Items from a dataset
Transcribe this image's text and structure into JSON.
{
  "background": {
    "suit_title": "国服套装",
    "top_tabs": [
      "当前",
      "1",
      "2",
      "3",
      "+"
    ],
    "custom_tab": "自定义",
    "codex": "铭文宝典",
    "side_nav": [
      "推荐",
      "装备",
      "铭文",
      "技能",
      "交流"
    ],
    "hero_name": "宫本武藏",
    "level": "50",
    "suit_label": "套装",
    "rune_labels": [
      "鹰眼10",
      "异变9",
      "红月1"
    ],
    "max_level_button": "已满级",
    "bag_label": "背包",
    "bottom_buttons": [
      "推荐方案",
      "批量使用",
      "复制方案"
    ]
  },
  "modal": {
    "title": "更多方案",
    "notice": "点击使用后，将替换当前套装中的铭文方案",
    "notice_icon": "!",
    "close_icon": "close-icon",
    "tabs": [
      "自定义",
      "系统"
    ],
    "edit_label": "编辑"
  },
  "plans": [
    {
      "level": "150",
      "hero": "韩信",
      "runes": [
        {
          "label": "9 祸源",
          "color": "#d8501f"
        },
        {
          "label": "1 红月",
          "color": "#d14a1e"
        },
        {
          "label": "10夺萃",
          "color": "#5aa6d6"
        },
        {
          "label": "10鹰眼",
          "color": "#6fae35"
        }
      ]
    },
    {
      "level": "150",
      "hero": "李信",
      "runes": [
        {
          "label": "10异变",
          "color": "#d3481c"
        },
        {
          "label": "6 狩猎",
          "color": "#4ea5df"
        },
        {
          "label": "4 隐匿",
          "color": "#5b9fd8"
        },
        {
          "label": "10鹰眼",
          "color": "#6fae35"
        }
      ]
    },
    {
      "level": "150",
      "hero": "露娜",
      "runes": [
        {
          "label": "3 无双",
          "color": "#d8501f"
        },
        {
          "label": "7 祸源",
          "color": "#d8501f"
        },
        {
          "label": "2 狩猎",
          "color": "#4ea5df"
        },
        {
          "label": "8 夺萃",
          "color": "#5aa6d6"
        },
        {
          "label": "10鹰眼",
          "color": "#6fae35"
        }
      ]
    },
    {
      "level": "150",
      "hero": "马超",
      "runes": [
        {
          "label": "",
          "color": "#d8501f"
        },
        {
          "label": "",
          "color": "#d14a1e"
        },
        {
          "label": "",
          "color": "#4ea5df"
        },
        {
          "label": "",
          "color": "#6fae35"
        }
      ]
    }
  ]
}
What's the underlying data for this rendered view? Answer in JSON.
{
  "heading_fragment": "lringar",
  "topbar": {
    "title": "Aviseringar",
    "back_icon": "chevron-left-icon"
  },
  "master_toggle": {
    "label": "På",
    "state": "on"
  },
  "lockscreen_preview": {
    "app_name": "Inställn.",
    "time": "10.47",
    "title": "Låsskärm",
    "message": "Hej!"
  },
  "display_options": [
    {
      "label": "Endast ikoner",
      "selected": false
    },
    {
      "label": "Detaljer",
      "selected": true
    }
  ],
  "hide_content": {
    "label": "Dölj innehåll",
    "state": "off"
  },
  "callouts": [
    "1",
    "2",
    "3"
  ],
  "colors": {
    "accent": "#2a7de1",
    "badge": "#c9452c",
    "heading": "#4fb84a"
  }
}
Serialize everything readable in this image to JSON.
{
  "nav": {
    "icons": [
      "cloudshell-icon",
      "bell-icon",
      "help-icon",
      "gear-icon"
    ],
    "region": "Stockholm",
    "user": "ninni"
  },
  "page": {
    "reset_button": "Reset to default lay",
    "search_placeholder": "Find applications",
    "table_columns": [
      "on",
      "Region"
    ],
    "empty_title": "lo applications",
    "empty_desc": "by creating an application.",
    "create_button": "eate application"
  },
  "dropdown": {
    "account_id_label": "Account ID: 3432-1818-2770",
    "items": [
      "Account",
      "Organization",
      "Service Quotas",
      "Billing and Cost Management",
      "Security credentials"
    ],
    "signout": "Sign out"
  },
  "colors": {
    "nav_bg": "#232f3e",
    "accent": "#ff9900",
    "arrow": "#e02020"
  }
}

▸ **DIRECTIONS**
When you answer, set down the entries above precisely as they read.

▸ **TASK SOLUTION**
Transcribe this image's text and structure into JSON.
{
  "background": {
    "suit_title": "国服套装",
    "top_tabs": [
      "当前",
      "1",
      "2",
      "3",
      "+"
    ],
    "custom_tab": "自定义",
    "codex": "铭文宝典",
    "side_nav": [
      "推荐",
      "装备",
      "铭文",
      "技能",
      "交流"
    ],
    "hero_name": "宫本武藏",
    "level": "50",
    "suit_label": "套装",
    "rune_labels": [
      "鹰眼10",
      "异变9",
      "红月1"
    ],
    "max_level_button": "已满级",
    "bag_label": "背包",
    "bottom_buttons": [
      "推荐方案",
      "批量使用",
      "复制方案"
    ]
  },
  "modal": {
    "title": "更多方案",
    "notice": "点击使用后，将替换当前套装中的铭文方案",
    "notice_icon": "!",
    "close_icon": "close-icon",
    "tabs": [
      "自定义",
      "系统"
    ],
    "edit_label": "编辑"
  },
  "plans": [
    {
      "level": "150",
      "hero": "韩信",
      "runes": [
        {
          "label": "9 祸源",
          "color": "#d8501f"
        },
        {
          "label": "1 红月",
          "color": "#d14a1e"
        },
        {
          "label": "10夺萃",
          "color": "#5aa6d6"
        },
        {
          "label": "10鹰眼",
          "color": "#6fae35"
        }
      ]
    },
    {
      "level": "150",
      "hero": "李信",
      "runes": [
        {
          "label": "10异变",
          "color": "#d3481c"
        },
        {
          "label": "6 狩猎",
          "color": "#4ea5df"
        },
        {
          "label": "4 隐匿",
          "color": "#5b9fd8"
        },
        {
          "label": "10鹰眼",
          "color": "#6fae35"
        }
      ]
    },
    {
      "level": "150",
      "hero": "露娜",
      "runes": [
        {
          "label": "3 无双",
          "color": "#d8501f"
        },
        {
          "label": "7 祸源",
          "color": "#d8501f"
        },
        {
          "label": "2 狩猎",
          "color": "#4ea5df"
        },
        {
          "label": "8 夺萃",
          "color": "#5aa6d6"
        },
        {
          "label": "10鹰眼",
          "color": "#6fae35"
        }
      ]
    },
    {
      "level": "150",
      "hero": "马超",
      "runes": [
        {
          "label": "",
          "color": "#d8501f"
        },
        {
          "label": "",
          "color": "#d14a1e"
        },
        {
          "label": "",
          "color": "#4ea5df"
        },
        {
          "label": "",
          "color": "#6fae35"
        }
      ]
    }
  ]
}
What's the underlying data for this rendered view? Answer in JSON.
{
  "heading_fragment": "lringar",
  "topbar": {
    "title": "Aviseringar",
    "back_icon": "chevron-left-icon"
  },
  "master_toggle": {
    "label": "På",
    "state": "on"
  },
  "lockscreen_preview": {
    "app_name": "Inställn.",
    "time": "10.47",
    "title": "Låsskärm",
    "message": "Hej!"
  },
  "display_options": [
    {
      "label": "Endast ikoner",
      "selected": false
    },
    {
      "label": "Detaljer",
      "selected": true
    }
  ],
  "hide_content": {
    "label": "Dölj innehåll",
    "state": "off"
  },
  "callouts": [
    "1",
    "2",
    "3"
  ],
  "colors": {
    "accent": "#2a7de1",
    "badge": "#c9452c",
    "heading": "#4fb84a"
  }
}
Serialize everything readable in this image to JSON.
{
  "nav": {
    "icons": [
      "cloudshell-icon",
      "bell-icon",
      "help-icon",
      "gear-icon"
    ],
    "region": "Stockholm",
    "user": "ninni"
  },
  "page": {
    "reset_button": "Reset to default lay",
    "search_placeholder": "Find applications",
    "table_columns": [
      "on",
      "Region"
    ],
    "empty_title": "lo applications",
    "empty_desc": "by creating an application.",
    "create_button": "eate application"
  },
  "dropdown": {
    "account_id_label": "Account ID: 3432-1818-2770",
    "items": [
      "Account",
      "Organization",
      "Service Quotas",
      "Billing and Cost Management",
      "Security credentials"
    ],
    "signout": "Sign out"
  },
  "colors": {
    "nav_bg": "#232f3e",
    "accent": "#ff9900",
    "arrow": "#e02020"
  }
}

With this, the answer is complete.